Babies, Memory, and Positive Emotion
Of the many new experiences that infants have each day, which ones will they remember? A new study entitled “The effects of exposure to dynamic expressions of affect on 5-month-olds’ memory” published in the journal Infant Behavior and Development suggests that infants are more likely to remember a unique geometric shape whenever a positive emotion accompanies it. The study is the first of it’s kind to explore how emotion may influence infant’s memories.
Researchers from Bringham Young University monitored infants’ eye movements and measured how long the babies look at a particular image.
More of the study is described below, taken from an article on Medical Daily written by Susan Scutti:
“To begin their experiment, the researchers enlisted the help of a group of mothers and their 5-month-old babies. The mothers set their infants in front of a monitor. Then, a person appeared on the screen. The person spoke to the baby in either a happy, neutral, or angry tone of voice, and immediately following this, the babies saw a novel geometric shape materialize on the screen.
After this “emotional exposure,” the researchers proceeded to test the babies’ memories.

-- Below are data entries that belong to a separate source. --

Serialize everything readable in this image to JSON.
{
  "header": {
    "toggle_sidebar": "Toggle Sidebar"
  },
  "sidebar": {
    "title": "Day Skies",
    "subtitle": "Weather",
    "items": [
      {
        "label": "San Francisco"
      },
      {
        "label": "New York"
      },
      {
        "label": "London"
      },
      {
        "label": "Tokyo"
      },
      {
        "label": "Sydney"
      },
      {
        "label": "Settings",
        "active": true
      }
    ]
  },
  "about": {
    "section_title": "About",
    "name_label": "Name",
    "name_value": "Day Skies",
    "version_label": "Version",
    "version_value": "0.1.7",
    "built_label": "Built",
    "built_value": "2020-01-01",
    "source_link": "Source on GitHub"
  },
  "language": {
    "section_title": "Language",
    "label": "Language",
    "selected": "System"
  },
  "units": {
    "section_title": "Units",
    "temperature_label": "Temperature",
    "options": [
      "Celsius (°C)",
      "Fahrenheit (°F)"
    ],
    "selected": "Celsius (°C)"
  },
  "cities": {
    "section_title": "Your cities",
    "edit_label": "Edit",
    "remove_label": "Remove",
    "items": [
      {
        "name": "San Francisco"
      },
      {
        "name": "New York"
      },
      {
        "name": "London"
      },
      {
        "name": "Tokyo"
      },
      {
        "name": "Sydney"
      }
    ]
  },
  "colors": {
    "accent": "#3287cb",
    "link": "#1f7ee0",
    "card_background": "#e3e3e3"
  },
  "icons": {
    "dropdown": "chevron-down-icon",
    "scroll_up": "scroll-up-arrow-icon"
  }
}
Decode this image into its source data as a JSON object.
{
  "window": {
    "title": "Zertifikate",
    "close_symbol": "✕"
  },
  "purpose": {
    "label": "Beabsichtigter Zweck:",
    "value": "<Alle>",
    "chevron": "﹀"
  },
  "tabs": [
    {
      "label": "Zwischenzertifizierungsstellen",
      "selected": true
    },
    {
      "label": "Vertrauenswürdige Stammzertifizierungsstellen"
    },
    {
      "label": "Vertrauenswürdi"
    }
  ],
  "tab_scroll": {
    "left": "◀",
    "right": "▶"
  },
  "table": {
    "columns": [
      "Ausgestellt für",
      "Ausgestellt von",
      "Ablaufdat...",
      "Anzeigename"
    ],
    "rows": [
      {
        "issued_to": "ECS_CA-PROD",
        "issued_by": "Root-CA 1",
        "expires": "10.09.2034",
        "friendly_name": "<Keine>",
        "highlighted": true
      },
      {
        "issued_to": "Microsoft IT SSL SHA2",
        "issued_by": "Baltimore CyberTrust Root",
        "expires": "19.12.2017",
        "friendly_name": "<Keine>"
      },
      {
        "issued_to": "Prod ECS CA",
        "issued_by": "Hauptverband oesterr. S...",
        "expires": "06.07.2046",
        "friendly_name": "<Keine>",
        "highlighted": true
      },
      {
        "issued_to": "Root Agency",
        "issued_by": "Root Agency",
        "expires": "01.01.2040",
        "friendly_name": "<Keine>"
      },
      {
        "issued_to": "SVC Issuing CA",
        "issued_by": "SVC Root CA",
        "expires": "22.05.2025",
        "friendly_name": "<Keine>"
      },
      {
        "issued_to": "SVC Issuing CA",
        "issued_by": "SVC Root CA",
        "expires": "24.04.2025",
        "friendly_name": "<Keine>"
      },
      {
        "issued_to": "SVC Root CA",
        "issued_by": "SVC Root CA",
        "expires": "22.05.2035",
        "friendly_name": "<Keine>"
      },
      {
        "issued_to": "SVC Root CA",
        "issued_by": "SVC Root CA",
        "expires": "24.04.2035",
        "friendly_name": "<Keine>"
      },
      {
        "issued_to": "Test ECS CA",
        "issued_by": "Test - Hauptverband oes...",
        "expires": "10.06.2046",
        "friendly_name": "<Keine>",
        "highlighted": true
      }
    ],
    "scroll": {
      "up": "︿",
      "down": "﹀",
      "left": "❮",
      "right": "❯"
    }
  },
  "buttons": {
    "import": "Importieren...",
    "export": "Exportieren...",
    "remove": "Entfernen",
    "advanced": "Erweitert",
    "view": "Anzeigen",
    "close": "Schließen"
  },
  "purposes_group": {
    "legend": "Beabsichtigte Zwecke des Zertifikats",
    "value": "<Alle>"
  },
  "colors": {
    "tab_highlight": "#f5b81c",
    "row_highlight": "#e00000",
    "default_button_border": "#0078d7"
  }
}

Five minutes after the test, some of the babies saw two side-by-side geometric shapes: a brand new one, and the original one from the study. Here, the researchers recorded how many times the baby looked from one image to the next and also how long they spent looking at each shape. One day later, the researchers conducted the same test with the remaining babies, monitoring their eye movements as they showed them the two images. What did they discover?
The babies performed significantly better at remembering the novel shape when it was attached to positive voices. Following the 5-minute interval, infants exposed to the happy voice showed a “reliable preference” for the novel geometric shape compared to the previously unseen image. The infants who heard a neutral or angry voice did not show this same preference. After the one day interval, though, infants exposed to both the happy and neutral voice showed a reliable preference for the novel geometric shape. However, paired with a negative voice, the shape did not stick in their memories.
“We think what happens is that the positive affect heightens the babies’ attentional system and arousal,” said Dr. Ross Flom, a BYU psychology professor and lead author of the study. “By heightening those systems, we heighten their ability to process and perhaps remember this geometric pattern.”